By Kyle Christopher
Our CEO, Reid Smith-Vaniz, and the Reliant Storage Doc, Dan Barber, made their way out to San Francisco two weeks ago for VMworld 2013. With such an overload of information from the 4-day conference, I interviewed Dan to boil down what we think are the most important takeaways for you.
Here are a few data storage trends you’ll be hearing a lot more about in the coming months.
The Software-Defined Data Center (SDDC)
Hardware is no longer the differentiator with regard to storage. The differentiating factor among storage vendors is now the software features they offer. You can now manage your virtualization and your RAID groups via your software. We have written previous blogs on ways you can use an SDDC to dramatically reduce costs and utilize existing or pre-owned storage hardware.
Software-Defined Storage (SDS)
Software is what gives businesses the agility and flexibility to change data configurations to grow and adapt as needed. The result is that you may have more flexibility on the boxes you use going forward instead of feeling like you’re locked into an upgrade cycle with your current VAR. Software-defined storage will allow you more hardware options.

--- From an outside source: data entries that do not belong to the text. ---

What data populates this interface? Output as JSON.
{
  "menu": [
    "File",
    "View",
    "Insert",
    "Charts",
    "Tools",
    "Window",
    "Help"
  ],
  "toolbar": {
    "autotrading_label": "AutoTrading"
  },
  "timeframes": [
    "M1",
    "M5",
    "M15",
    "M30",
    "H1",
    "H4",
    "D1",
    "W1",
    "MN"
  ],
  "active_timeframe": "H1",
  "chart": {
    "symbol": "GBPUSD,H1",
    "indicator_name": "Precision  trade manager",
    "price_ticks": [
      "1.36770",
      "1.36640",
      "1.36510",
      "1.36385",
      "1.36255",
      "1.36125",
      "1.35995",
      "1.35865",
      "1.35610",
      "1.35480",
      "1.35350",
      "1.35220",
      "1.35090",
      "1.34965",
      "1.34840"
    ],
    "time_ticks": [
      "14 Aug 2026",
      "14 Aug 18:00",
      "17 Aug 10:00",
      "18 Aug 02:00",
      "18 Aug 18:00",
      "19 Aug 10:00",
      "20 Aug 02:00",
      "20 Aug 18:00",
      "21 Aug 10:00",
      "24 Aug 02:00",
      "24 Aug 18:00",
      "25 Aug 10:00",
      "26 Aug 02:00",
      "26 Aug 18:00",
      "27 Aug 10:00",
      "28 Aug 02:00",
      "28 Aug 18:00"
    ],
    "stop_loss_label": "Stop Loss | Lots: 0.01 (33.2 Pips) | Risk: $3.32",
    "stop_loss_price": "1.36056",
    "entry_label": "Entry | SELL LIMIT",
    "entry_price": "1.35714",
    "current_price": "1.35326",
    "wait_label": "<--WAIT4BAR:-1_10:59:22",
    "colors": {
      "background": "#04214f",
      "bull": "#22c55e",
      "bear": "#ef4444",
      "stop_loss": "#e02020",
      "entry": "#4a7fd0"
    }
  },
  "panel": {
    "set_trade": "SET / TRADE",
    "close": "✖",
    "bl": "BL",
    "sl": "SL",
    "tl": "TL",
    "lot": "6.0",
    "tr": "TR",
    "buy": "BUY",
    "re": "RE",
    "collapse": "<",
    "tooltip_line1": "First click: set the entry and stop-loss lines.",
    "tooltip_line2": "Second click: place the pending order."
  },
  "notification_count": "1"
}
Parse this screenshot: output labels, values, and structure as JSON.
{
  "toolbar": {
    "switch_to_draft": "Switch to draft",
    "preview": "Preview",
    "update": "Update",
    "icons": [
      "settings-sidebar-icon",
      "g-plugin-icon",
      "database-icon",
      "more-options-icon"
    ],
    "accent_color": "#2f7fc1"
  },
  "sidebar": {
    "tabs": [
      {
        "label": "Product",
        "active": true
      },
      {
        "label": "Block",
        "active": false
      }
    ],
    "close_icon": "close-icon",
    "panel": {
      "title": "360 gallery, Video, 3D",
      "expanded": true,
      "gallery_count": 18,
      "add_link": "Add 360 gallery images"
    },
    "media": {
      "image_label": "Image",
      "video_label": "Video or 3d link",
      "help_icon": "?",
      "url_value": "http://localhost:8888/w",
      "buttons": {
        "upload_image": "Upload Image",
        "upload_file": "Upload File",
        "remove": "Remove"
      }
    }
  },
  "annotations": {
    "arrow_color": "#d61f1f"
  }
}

Automation has grown so much in the last 10 – 15 years since ESX has been around. Now we have VM templates being deployed very quickly so the time to market and provisioning of services and new projects is dramatically reduced. However, it’s still very much a manual process when we talk about configuration. Automation is about creating workflows. Automation will radically simplify the VM deployment process and other management functions. It’s all about automating the manual processes we regularly do, which can be automated for a much faster time to market.
Where Storage Is Headed
Flash is going to become a new performance tier. Flash prices will drop, adoption will grow and capacities will increase. Better yet, SSD drives will continue to be excellent performers, even while their prices drop significantly. This will create an excellent opportunity to expand your environment to meet data demands. The price of storage rentals will continue to drop, which will free up more time and money while you weigh your options for longer-term solutions.
The problem we have right now is that as compute performance has increased, access to that data has not proportionally increased. Now we have a huge gap between the amount of data we’re storing the rate at which it can be accessed. Flash will hopefully reduce that gap and allow fast access to all that data. We’re also going to have different levels of flash tiers.
Fibre Chanel or Ethernet? What’s the future?
To answer this question we need to consider two items. Firstly, we need to consider the purely technical perspective. Secondly, we must consider the organizational, or business, components.
Technically speaking, it seems most storage professionals agree that Ethernet has a bigger path to bigger bandwidth. Speaking organizationally, a lot of questions revolve around organizational policy and division of responsibilities. The Fibre Channel versus Ethernet question is as much a technical issue as it is a business and policy issue, which companies are still figuring out how to address. There remains a question around ownership. In essence, who owns the Ethernet switch? Is it the network team or the storage team? Both technical and business perspectives will need to be worked out on an organizational level before we see a mass move to one or the other.